Speaking after racing Rob Campbell commented, "With the contentious nature of the amount of professionalism that has come into the class over the years - some people agree with it, some don't - I think it's a wonderful idea to introduce a Corinthian Trophy. It's been discussed not only at the national level within the British Association, but the International Association has discussed it at their last two meetings. I personally as Chairman of the IDA would be very pleased if this starts a trend and am delighted to be the first Corinthian Edinburgh Cup Champion."
The Dragon is a class that engenders huge loyalty among it sailors. This year the class celebrates its 80th anniversary and several of the class's elder statesmen made the trip to Falmouth to watch and support the event including Mike Williamson and his wife Diana. Mike's contribution to both the British and the International Dragon Associations over many decades cannot be overstated and the sailors were delighted to see him supporting the event and keeping an eye on the class's progress.
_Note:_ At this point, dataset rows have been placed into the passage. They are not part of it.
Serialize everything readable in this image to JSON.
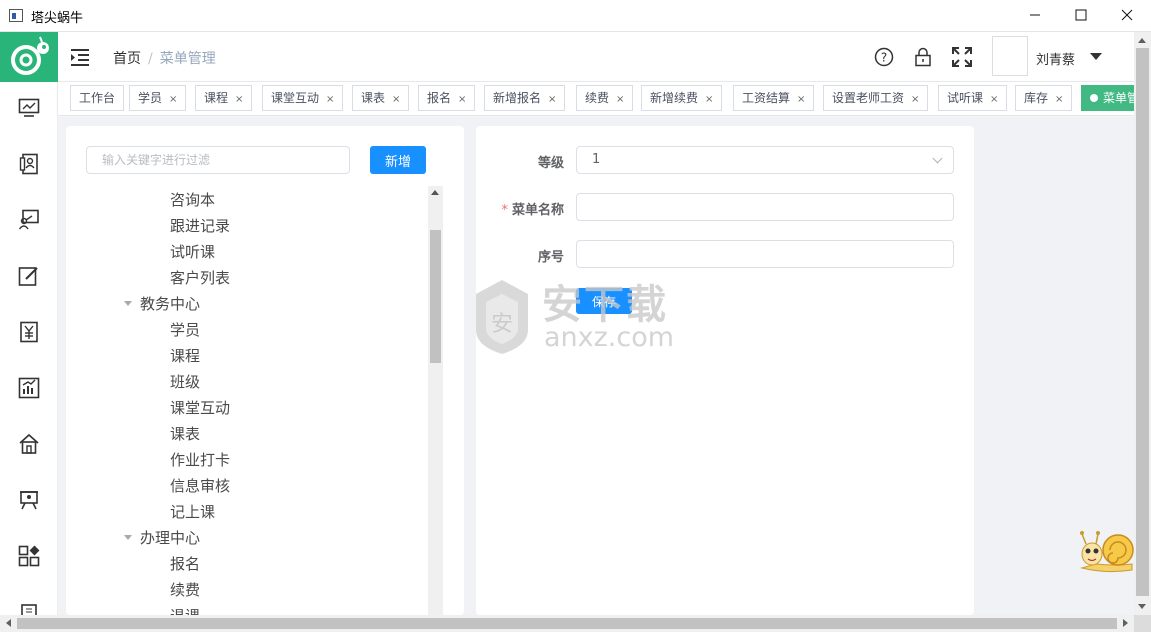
{
  "window": {
    "title": "塔尖蜗牛"
  },
  "header": {
    "breadcrumb": {
      "home": "首页",
      "separator": "/",
      "current": "菜单管理"
    },
    "user_name": "刘青蔡"
  },
  "tags": [
    {
      "label": "工作台",
      "closable": false,
      "active": false
    },
    {
      "label": "学员",
      "closable": true,
      "active": false
    },
    {
      "label": "课程",
      "closable": true,
      "active": false
    },
    {
      "label": "课堂互动",
      "closable": true,
      "active": false
    },
    {
      "label": "课表",
      "closable": true,
      "active": false
    },
    {
      "label": "报名",
      "closable": true,
      "active": false
    },
    {
      "label": "新增报名",
      "closable": true,
      "active": false
    },
    {
      "label": "续费",
      "closable": true,
      "active": false
    },
    {
      "label": "新增续费",
      "closable": true,
      "active": false
    },
    {
      "label": "工资结算",
      "closable": true,
      "active": false
    },
    {
      "label": "设置老师工资",
      "closable": true,
      "active": false
    },
    {
      "label": "试听课",
      "closable": true,
      "active": false
    },
    {
      "label": "库存",
      "closable": true,
      "active": false
    },
    {
      "label": "菜单管",
      "closable": false,
      "active": true
    }
  ],
  "left_panel": {
    "filter_placeholder": "输入关键字进行过滤",
    "add_button": "新增",
    "tree": [
      {
        "label": "咨询本",
        "level": 2,
        "expandable": false
      },
      {
        "label": "跟进记录",
        "level": 2,
        "expandable": false
      },
      {
        "label": "试听课",
        "level": 2,
        "expandable": false
      },
      {
        "label": "客户列表",
        "level": 2,
        "expandable": false
      },
      {
        "label": "教务中心",
        "level": 1,
        "expandable": true
      },
      {
        "label": "学员",
        "level": 2,
        "expandable": false
      },
      {
        "label": "课程",
        "level": 2,
        "expandable": false
      },
      {
        "label": "班级",
        "level": 2,
        "expandable": false
      },
      {
        "label": "课堂互动",
        "level": 2,
        "expandable": false
      },
      {
        "label": "课表",
        "level": 2,
        "expandable": false
      },
      {
        "label": "作业打卡",
        "level": 2,
        "expandable": false
      },
      {
        "label": "信息审核",
        "level": 2,
        "expandable": false
      },
      {
        "label": "记上课",
        "level": 2,
        "expandable": false
      },
      {
        "label": "办理中心",
        "level": 1,
        "expandable": true
      },
      {
        "label": "报名",
        "level": 2,
        "expandable": false
      },
      {
        "label": "续费",
        "level": 2,
        "expandable": false
      },
      {
        "label": "退课",
        "level": 2,
        "expandable": false
      }
    ]
  },
  "form": {
    "level_label": "等级",
    "level_value": "1",
    "name_label": "菜单名称",
    "name_required": "*",
    "name_value": "",
    "order_label": "序号",
    "order_value": "",
    "save_button": "保存"
  },
  "watermark": {
    "text_cn": "安下载",
    "text_en": "anxz.com"
  },
  "colors": {
    "brand": "#29b57a",
    "primary": "#1890ff",
    "active_tag": "#42b983"
  },
  "sidebar_icons": [
    "monitor-icon",
    "contacts-icon",
    "classroom-icon",
    "edit-icon",
    "finance-icon",
    "chart-icon",
    "home-icon",
    "teacher-icon",
    "apps-icon",
    "building-icon"
  ]
}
It's also a class that appeals not only to the top professional crews but also encompasses numerous family and husband and wife teams too. The top performing husband and wife at this year's Edinburgh Cup were Thomas and Nicola Wilton, crewing for Tim Tavinor in GBR744 Biff, who finished in sixth overall. Second husband and wife were Julia and Graham Bailey, sailing GBR720 Aimee with David Heritage, who were 8th overall and third was Mark and Mandy Wade sailing GBR722 Avalanch with Duncan Grindley, who came 10th overall.
Special thanks must go to the Royal Cornwall Yacht Club, PRO Jonathan Money and his team and especially to event and Dragon Class sponsor Aberdeen Asset Management and supporting sponsor Petticrows Ltd, without whose hard work, skill and most generous contributions this event would not have been possible.
The 2010 Dragon Edinburgh Cup will be held in Cowes and further details of this event will be published on www.britishdragons.org shortly.
More photos on the following pages...